----- GIVEN ENTRIES

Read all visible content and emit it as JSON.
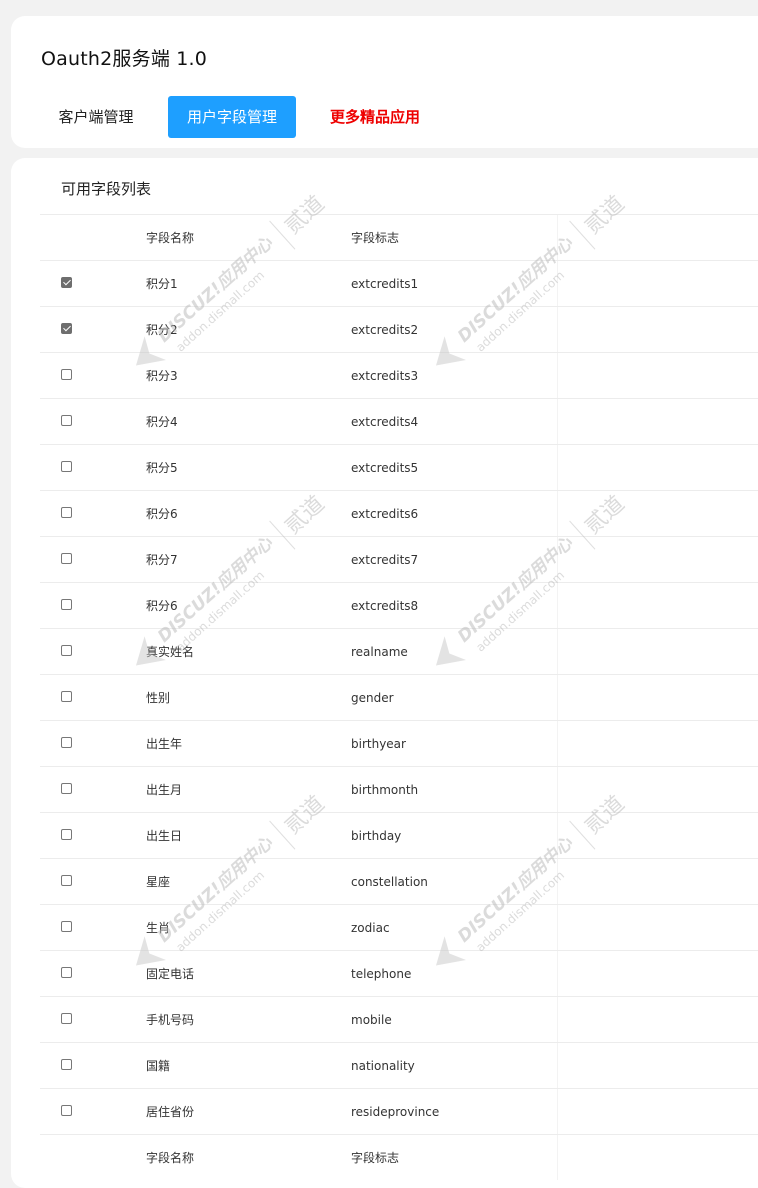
{
  "app": {
    "title": "Oauth2服务端 1.0"
  },
  "tabs": [
    {
      "label": "客户端管理",
      "active": false
    },
    {
      "label": "用户字段管理",
      "active": true
    },
    {
      "label": "更多精品应用",
      "active": false
    }
  ],
  "section": {
    "title": "可用字段列表"
  },
  "table": {
    "headers": {
      "name": "字段名称",
      "key": "字段标志"
    },
    "rows": [
      {
        "checked": true,
        "name": "积分1",
        "key": "extcredits1"
      },
      {
        "checked": true,
        "name": "积分2",
        "key": "extcredits2"
      },
      {
        "checked": false,
        "name": "积分3",
        "key": "extcredits3"
      },
      {
        "checked": false,
        "name": "积分4",
        "key": "extcredits4"
      },
      {
        "checked": false,
        "name": "积分5",
        "key": "extcredits5"
      },
      {
        "checked": false,
        "name": "积分6",
        "key": "extcredits6"
      },
      {
        "checked": false,
        "name": "积分7",
        "key": "extcredits7"
      },
      {
        "checked": false,
        "name": "积分6",
        "key": "extcredits8"
      },
      {
        "checked": false,
        "name": "真实姓名",
        "key": "realname"
      },
      {
        "checked": false,
        "name": "性别",
        "key": "gender"
      },
      {
        "checked": false,
        "name": "出生年",
        "key": "birthyear"
      },
      {
        "checked": false,
        "name": "出生月",
        "key": "birthmonth"
      },
      {
        "checked": false,
        "name": "出生日",
        "key": "birthday"
      },
      {
        "checked": false,
        "name": "星座",
        "key": "constellation"
      },
      {
        "checked": false,
        "name": "生肖",
        "key": "zodiac"
      },
      {
        "checked": false,
        "name": "固定电话",
        "key": "telephone"
      },
      {
        "checked": false,
        "name": "手机号码",
        "key": "mobile"
      },
      {
        "checked": false,
        "name": "国籍",
        "key": "nationality"
      },
      {
        "checked": false,
        "name": "居住省份",
        "key": "resideprovince"
      }
    ],
    "footer": {
      "name": "字段名称",
      "key": "字段标志"
    }
  },
  "watermark": {
    "line1": "DISCUZ!应用中心",
    "line2": "addon.dismall.com",
    "mark": "贰道"
  },
  "colors": {
    "accent": "#1e9fff",
    "promo": "#ee0000"
  }
}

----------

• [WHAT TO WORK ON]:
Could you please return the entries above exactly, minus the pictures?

• [OUTPUT]:
Read all visible content and emit it as JSON.
{
  "app": {
    "title": "Oauth2服务端 1.0"
  },
  "tabs": [
    {
      "label": "客户端管理",
      "active": false
    },
    {
      "label": "用户字段管理",
      "active": true
    },
    {
      "label": "更多精品应用",
      "active": false
    }
  ],
  "section": {
    "title": "可用字段列表"
  },
  "table": {
    "headers": {
      "name": "字段名称",
      "key": "字段标志"
    },
    "rows": [
      {
        "checked": true,
        "name": "积分1",
        "key": "extcredits1"
      },
      {
        "checked": true,
        "name": "积分2",
        "key": "extcredits2"
      },
      {
        "checked": false,
        "name": "积分3",
        "key": "extcredits3"
      },
      {
        "checked": false,
        "name": "积分4",
        "key": "extcredits4"
      },
      {
        "checked": false,
        "name": "积分5",
        "key": "extcredits5"
      },
      {
        "checked": false,
        "name": "积分6",
        "key": "extcredits6"
      },
      {
        "checked": false,
        "name": "积分7",
        "key": "extcredits7"
      },
      {
        "checked": false,
        "name": "积分6",
        "key": "extcredits8"
      },
      {
        "checked": false,
        "name": "真实姓名",
        "key": "realname"
      },
      {
        "checked": false,
        "name": "性别",
        "key": "gender"
      },
      {
        "checked": false,
        "name": "出生年",
        "key": "birthyear"
      },
      {
        "checked": false,
        "name": "出生月",
        "key": "birthmonth"
      },
      {
        "checked": false,
        "name": "出生日",
        "key": "birthday"
      },
      {
        "checked": false,
        "name": "星座",
        "key": "constellation"
      },
      {
        "checked": false,
        "name": "生肖",
        "key": "zodiac"
      },
      {
        "checked": false,
        "name": "固定电话",
        "key": "telephone"
      },
      {
        "checked": false,
        "name": "手机号码",
        "key": "mobile"
      },
      {
        "checked": false,
        "name": "国籍",
        "key": "nationality"
      },
      {
        "checked": false,
        "name": "居住省份",
        "key": "resideprovince"
      }
    ],
    "footer": {
      "name": "字段名称",
      "key": "字段标志"
    }
  },
  "watermark": {
    "line1": "DISCUZ!应用中心",
    "line2": "addon.dismall.com",
    "mark": "贰道"
  },
  "colors": {
    "accent": "#1e9fff",
    "promo": "#ee0000"
  }
}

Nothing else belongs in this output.